David Barton of Wallbuilders likes to fancy himself an expert on the Founding Fathers, especially as it pertains to questions regarding their Christian faith and the fundamentally Christian nature of the nation they created.
But Barton also considers himself an expert on the Constitution, which occasionally leads him make absurd claims based on ridiculous analysis, such as his recent argument that any member of Congress who supports working on the Sabbath is violating the Constitution and needs to be tossed out of office.
But that is nothing compared to the argument he put forward yesterday on his radio program, discussing with Rick Green his objection to the use of “deem and pass” in getting health care reform legislation passed on the grounds that the Constitution requires that all votes in the House and Senate require a recorded Yea or Nay vote:
Constitutionally you can’t do this. And it’s real simple because the Constitution specifies how Congress is to vote. And if you look at Article 1, Section 7, Paragraph 2, which is repeated in Article 1, Section 5, Paragraph 3 – and I don’t mean to be throwing out numbers, but I do that just to say, hey, there are specific locations in the Constitution for this – those Constitutions [sic] say that the votes of both houses shall be determined by Yeas and Nays. In other words, you’ve got to go through and say “yes” or “no” individually … The Constitution requires that those who have a voice have to sound their voice either as a Yea or a Nay … and it also says that regardless of what House rules are, the Constitution says that if twenty percent of members of the House want a recorded vote, they get a recorded vote.
Now “deem and pass” is not a recorded vote … that’s not a vote on the bill, that’s not Yeas and Nays, that is not a recorded vote on the issue … You can’t do it constitutionally.
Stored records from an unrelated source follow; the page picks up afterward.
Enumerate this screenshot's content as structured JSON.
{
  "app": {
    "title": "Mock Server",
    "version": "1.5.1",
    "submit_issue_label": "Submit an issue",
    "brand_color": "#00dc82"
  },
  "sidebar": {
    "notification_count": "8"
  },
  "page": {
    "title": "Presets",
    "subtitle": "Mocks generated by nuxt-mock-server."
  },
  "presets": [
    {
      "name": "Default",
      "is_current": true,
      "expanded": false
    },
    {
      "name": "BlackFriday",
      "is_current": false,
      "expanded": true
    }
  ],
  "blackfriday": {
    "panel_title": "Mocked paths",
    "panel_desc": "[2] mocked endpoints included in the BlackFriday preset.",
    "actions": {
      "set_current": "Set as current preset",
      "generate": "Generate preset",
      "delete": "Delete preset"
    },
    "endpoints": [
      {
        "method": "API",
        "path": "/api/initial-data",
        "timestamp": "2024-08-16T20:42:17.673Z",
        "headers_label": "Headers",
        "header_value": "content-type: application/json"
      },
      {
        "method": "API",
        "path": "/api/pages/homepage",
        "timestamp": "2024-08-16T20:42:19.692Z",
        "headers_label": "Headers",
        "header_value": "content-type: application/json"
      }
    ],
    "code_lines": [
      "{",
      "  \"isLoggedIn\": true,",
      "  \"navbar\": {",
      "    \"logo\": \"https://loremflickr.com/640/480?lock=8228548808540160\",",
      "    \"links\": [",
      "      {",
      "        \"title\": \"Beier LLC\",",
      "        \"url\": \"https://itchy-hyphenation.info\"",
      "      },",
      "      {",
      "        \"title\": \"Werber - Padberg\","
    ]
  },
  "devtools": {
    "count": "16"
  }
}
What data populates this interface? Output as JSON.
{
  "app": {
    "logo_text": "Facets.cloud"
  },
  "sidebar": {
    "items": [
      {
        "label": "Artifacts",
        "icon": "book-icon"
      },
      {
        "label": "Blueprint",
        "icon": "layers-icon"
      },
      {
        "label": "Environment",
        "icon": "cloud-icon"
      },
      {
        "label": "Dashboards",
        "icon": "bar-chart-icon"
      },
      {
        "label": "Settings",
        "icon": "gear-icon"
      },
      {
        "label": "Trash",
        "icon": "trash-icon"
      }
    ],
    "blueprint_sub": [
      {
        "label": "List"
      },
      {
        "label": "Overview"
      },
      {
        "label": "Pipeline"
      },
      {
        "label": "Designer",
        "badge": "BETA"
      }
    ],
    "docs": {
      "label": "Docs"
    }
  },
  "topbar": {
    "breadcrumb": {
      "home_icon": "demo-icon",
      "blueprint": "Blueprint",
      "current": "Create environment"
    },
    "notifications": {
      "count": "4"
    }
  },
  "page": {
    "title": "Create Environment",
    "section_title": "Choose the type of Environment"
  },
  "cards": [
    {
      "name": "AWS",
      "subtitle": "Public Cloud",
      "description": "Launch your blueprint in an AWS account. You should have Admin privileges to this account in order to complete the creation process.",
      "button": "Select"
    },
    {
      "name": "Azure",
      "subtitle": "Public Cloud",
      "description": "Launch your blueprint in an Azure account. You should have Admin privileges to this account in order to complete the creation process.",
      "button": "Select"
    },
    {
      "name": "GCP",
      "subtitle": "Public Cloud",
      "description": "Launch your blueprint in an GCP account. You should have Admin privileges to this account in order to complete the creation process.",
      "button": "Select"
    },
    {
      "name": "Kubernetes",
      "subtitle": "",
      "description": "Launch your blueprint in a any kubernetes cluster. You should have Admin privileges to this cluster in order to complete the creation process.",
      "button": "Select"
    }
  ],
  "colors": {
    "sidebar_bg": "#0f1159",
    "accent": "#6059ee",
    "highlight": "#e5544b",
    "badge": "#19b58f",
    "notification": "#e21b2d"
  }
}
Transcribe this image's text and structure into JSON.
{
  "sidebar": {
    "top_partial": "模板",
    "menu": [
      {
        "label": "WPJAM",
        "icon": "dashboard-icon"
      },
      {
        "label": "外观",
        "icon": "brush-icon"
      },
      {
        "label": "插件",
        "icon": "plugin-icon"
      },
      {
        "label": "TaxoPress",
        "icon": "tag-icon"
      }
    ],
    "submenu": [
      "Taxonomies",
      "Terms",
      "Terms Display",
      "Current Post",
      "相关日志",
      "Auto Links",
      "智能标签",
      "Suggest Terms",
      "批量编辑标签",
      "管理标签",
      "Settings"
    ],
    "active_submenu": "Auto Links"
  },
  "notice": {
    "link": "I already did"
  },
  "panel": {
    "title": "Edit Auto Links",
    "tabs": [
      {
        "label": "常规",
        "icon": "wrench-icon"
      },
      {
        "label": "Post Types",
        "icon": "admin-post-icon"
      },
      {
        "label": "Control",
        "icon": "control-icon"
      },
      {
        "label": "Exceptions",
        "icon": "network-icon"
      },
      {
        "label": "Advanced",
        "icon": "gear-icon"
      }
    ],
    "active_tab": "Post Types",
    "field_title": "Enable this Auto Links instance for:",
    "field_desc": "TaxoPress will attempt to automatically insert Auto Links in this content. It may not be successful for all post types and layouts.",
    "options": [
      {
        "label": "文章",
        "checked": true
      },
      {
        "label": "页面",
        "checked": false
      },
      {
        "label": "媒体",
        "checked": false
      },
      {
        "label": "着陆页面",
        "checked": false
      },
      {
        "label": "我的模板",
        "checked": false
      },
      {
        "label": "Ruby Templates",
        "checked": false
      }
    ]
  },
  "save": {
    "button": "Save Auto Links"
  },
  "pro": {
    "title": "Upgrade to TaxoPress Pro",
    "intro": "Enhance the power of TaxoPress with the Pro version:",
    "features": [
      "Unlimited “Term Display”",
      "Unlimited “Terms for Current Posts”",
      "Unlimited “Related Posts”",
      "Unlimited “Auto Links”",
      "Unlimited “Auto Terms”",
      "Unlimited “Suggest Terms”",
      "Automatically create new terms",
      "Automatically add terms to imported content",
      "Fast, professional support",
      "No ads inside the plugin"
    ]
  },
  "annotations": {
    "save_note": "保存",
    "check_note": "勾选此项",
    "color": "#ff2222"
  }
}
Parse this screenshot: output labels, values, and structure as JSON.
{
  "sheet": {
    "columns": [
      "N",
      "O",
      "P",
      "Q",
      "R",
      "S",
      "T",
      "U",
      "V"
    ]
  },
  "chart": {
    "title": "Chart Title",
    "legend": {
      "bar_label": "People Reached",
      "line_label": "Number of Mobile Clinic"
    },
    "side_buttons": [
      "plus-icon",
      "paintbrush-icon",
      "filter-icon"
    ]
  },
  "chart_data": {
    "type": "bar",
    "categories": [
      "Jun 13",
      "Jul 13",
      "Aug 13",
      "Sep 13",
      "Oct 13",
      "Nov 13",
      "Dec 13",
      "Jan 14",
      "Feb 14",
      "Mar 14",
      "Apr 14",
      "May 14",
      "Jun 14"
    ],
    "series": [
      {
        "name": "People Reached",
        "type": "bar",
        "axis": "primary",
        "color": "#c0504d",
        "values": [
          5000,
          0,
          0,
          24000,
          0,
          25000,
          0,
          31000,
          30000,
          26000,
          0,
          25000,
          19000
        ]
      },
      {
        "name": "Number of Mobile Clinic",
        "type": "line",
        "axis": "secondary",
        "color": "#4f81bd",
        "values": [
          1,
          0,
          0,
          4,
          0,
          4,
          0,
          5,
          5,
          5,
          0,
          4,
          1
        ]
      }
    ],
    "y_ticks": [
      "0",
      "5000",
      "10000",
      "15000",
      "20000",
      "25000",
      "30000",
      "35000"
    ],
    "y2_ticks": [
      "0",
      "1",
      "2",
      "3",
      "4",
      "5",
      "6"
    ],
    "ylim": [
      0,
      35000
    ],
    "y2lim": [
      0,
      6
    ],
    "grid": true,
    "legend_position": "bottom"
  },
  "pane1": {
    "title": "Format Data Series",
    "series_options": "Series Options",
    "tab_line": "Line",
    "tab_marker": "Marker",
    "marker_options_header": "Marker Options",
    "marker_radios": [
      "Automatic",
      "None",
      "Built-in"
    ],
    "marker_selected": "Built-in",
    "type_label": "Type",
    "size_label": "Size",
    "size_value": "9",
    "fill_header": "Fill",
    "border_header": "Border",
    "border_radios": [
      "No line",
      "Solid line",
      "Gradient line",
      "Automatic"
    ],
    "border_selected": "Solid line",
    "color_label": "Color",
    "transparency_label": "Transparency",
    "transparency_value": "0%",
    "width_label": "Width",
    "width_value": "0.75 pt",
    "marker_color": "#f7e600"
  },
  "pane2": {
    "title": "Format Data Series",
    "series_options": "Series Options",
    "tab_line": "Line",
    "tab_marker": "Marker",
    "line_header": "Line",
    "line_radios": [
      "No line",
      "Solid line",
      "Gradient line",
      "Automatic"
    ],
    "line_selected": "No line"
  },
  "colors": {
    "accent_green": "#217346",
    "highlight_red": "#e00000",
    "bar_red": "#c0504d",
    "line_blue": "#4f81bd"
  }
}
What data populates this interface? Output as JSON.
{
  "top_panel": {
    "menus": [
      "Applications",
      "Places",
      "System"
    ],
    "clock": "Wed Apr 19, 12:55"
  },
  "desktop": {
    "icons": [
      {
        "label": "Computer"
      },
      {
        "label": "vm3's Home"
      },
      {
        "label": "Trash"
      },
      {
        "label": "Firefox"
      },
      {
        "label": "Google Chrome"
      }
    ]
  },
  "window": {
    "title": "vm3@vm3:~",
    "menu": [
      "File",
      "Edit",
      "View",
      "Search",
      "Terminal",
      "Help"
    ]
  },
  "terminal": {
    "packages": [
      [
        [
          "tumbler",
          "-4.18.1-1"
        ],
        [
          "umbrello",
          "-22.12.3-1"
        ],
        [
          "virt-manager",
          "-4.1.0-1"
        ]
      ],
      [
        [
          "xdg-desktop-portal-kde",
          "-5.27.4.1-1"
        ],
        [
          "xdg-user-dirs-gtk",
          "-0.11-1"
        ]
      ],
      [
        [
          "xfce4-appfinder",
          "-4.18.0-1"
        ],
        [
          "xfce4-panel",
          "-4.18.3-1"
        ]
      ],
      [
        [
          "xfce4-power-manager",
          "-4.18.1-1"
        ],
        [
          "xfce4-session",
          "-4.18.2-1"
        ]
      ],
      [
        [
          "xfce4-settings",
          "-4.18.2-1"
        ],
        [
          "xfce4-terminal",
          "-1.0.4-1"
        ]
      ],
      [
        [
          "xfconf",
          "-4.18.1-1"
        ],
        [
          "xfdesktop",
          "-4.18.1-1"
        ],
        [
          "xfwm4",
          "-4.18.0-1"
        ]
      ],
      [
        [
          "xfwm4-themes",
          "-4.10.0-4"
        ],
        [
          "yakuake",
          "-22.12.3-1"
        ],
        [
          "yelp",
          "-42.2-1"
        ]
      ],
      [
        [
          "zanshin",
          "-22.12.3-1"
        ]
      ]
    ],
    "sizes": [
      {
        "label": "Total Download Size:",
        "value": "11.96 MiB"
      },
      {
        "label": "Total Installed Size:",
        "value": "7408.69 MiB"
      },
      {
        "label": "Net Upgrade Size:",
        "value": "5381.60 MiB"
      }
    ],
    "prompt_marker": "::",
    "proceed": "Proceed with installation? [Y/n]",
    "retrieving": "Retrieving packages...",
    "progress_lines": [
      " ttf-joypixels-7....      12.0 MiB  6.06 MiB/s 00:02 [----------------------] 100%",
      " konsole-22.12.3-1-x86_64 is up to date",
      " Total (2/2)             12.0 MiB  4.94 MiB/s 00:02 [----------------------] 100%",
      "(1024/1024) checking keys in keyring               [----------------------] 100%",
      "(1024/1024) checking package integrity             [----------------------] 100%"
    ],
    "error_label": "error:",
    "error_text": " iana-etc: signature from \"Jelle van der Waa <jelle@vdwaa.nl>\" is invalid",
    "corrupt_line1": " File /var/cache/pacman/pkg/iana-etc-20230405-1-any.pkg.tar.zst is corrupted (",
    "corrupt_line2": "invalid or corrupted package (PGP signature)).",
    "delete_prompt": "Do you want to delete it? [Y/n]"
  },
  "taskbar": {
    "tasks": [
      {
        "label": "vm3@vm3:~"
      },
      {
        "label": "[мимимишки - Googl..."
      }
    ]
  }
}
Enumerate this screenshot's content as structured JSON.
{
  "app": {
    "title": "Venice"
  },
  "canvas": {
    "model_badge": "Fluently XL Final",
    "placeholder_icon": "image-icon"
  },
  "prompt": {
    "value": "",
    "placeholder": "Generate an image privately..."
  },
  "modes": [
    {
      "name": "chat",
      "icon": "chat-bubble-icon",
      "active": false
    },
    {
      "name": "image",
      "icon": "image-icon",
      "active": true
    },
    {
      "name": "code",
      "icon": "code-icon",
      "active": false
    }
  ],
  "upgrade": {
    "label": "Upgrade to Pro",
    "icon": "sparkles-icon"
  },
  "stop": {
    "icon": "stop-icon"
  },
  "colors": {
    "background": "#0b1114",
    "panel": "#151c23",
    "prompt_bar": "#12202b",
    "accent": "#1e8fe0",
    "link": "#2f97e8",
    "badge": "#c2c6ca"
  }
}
The Constitution requires the yes and no votes on the particular issue. So we never should have even been at the place where we talked about “deem and pass,” and what struck me was that nobody was citing the Constitution on it.
Now, maybe the reason nobody was citing this “constitutional” argument is because Barton’s analysis is laughably shoddy.
Let’s take a look at Article 1, Section 7, Paragraph 2 (emphasis added):
Every bill which shall have passed the House of Representatives and the Senate, shall, before it become a law, be presented to the President of the United States; if he approve he shall sign it, but if not he shall return it, with his objections to that House in which it shall have originated, who shall enter the objections at large on their journal, and proceed to reconsider it. If after such reconsideration two thirds of that House shall agree to pass the bill, it shall be sent, together with the objections, to the other House, by which it shall likewise be reconsidered, and if approved by two thirds of that House, it shall become a law. But in all such cases the votes of both Houses shall be determined by yeas and nays, and the names of the persons voting for and against the bill shall be entered on the journal of each House respectively. If any bill shall not be returned by the President within ten days (Sundays excepted) after it shall have been presented to him, the same shall be a law, in like manner as if he had signed it, unless the Congress by their adjournment prevent its return, in which case it shall not be a law.
Clearly, the section lays out the rules for a Presidential veto and Congressional options for overriding such a veto and the requirement for a recorded vote of yeas and nays is in reference to veto override votes only. It does not say that every vote requires a recorded vote of yea and nays; it merely say that in situations where Congress is attempting to override a presidential veto, those votes require require yeas and nays and must be recorded.
Yet, in Barton’s analysis, this means that every vote Congress requires yeas and nays and must be recorded.
Barton also claims that his analysis is supported by Article 1, Section 5, Paragraph 3::
Each House shall keep a journal of its proceedings, and from time to time publish the same, excepting such parts as may in their judgment require secrecy; and the yeas and nays of the members of either House on any question shall, at the desire of one fifth of those present, be entered on the journal.
Somehow, Barton gleans from this provision mandating the occasional publication of the House journal a requirement that every single vote requires a recorded yea or nay vote.
Keep in mind that this is the sort of expertise that Barton brought to the Texas State Board of Education when he was named to serve on its panel of “experts” to redesign the state’s social studies curriculum … and that sort of constitutional expertise that Green wants to take onto the Texas Supreme Court.